▶ Material supplied
--- START ---
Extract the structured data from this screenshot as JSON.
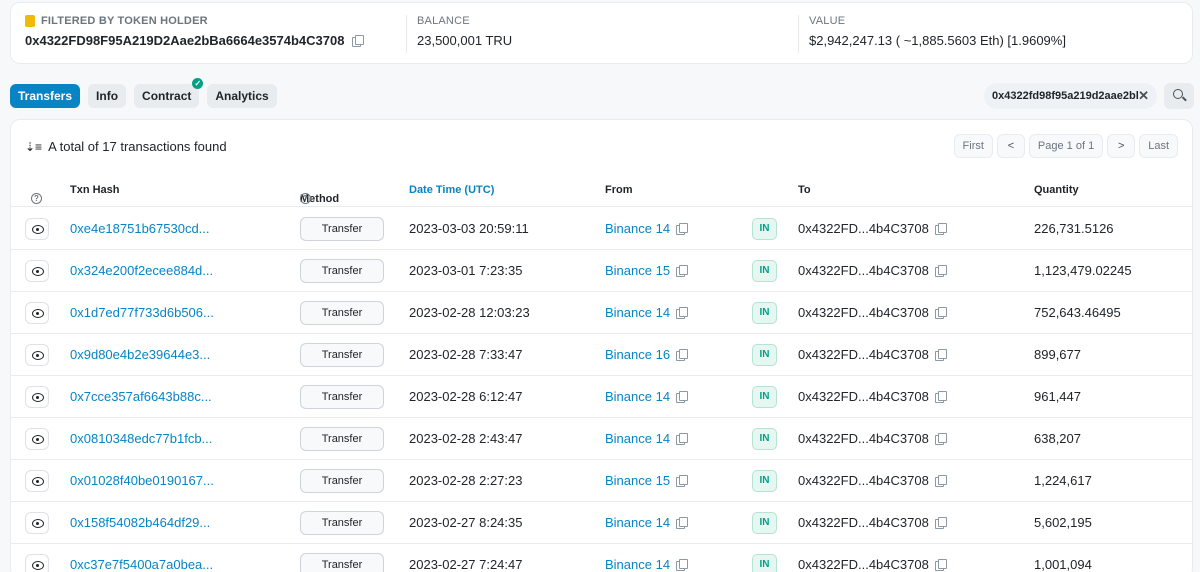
{
  "summary": {
    "filter_label": "FILTERED BY TOKEN HOLDER",
    "holder_address": "0x4322FD98F95A219D2Aae2bBa6664e3574b4C3708",
    "balance_label": "BALANCE",
    "balance_value": "23,500,001 TRU",
    "value_label": "VALUE",
    "value_value": "$2,942,247.13 ( ~1,885.5603 Eth) [1.9609%]"
  },
  "tabs": [
    "Transfers",
    "Info",
    "Contract",
    "Analytics"
  ],
  "filter_chip": "0x4322fd98f95a219d2aae2bl",
  "total_text": "A total of 17 transactions found",
  "pager": {
    "first": "First",
    "prev": "<",
    "page": "Page 1 of 1",
    "next": ">",
    "last": "Last"
  },
  "columns": {
    "hash": "Txn Hash",
    "method": "Method",
    "date": "Date Time (UTC)",
    "from": "From",
    "to": "To",
    "qty": "Quantity"
  },
  "rows": [
    {
      "hash": "0xe4e18751b67530cd...",
      "method": "Transfer",
      "date": "2023-03-03 20:59:11",
      "from": "Binance 14",
      "dir": "IN",
      "to": "0x4322FD...4b4C3708",
      "qty": "226,731.5126"
    },
    {
      "hash": "0x324e200f2ecee884d...",
      "method": "Transfer",
      "date": "2023-03-01 7:23:35",
      "from": "Binance 15",
      "dir": "IN",
      "to": "0x4322FD...4b4C3708",
      "qty": "1,123,479.02245"
    },
    {
      "hash": "0x1d7ed77f733d6b506...",
      "method": "Transfer",
      "date": "2023-02-28 12:03:23",
      "from": "Binance 14",
      "dir": "IN",
      "to": "0x4322FD...4b4C3708",
      "qty": "752,643.46495"
    },
    {
      "hash": "0x9d80e4b2e39644e3...",
      "method": "Transfer",
      "date": "2023-02-28 7:33:47",
      "from": "Binance 16",
      "dir": "IN",
      "to": "0x4322FD...4b4C3708",
      "qty": "899,677"
    },
    {
      "hash": "0x7cce357af6643b88c...",
      "method": "Transfer",
      "date": "2023-02-28 6:12:47",
      "from": "Binance 14",
      "dir": "IN",
      "to": "0x4322FD...4b4C3708",
      "qty": "961,447"
    },
    {
      "hash": "0x0810348edc77b1fcb...",
      "method": "Transfer",
      "date": "2023-02-28 2:43:47",
      "from": "Binance 14",
      "dir": "IN",
      "to": "0x4322FD...4b4C3708",
      "qty": "638,207"
    },
    {
      "hash": "0x01028f40be0190167...",
      "method": "Transfer",
      "date": "2023-02-28 2:27:23",
      "from": "Binance 15",
      "dir": "IN",
      "to": "0x4322FD...4b4C3708",
      "qty": "1,224,617"
    },
    {
      "hash": "0x158f54082b464df29...",
      "method": "Transfer",
      "date": "2023-02-27 8:24:35",
      "from": "Binance 14",
      "dir": "IN",
      "to": "0x4322FD...4b4C3708",
      "qty": "5,602,195"
    },
    {
      "hash": "0xc37e7f5400a7a0bea...",
      "method": "Transfer",
      "date": "2023-02-27 7:24:47",
      "from": "Binance 14",
      "dir": "IN",
      "to": "0x4322FD...4b4C3708",
      "qty": "1,001,094"
    }
  ]
}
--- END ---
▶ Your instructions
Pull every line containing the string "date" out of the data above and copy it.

▶ Reply to the task
    "date": "Date Time (UTC)",
      "date": "2023-03-03 20:59:11",
      "date": "2023-03-01 7:23:35",
      "date": "2023-02-28 12:03:23",
      "date": "2023-02-28 7:33:47",
      "date": "2023-02-28 6:12:47",
      "date": "2023-02-28 2:43:47",
      "date": "2023-02-28 2:27:23",
      "date": "2023-02-27 8:24:35",
      "date": "2023-02-27 7:24:47",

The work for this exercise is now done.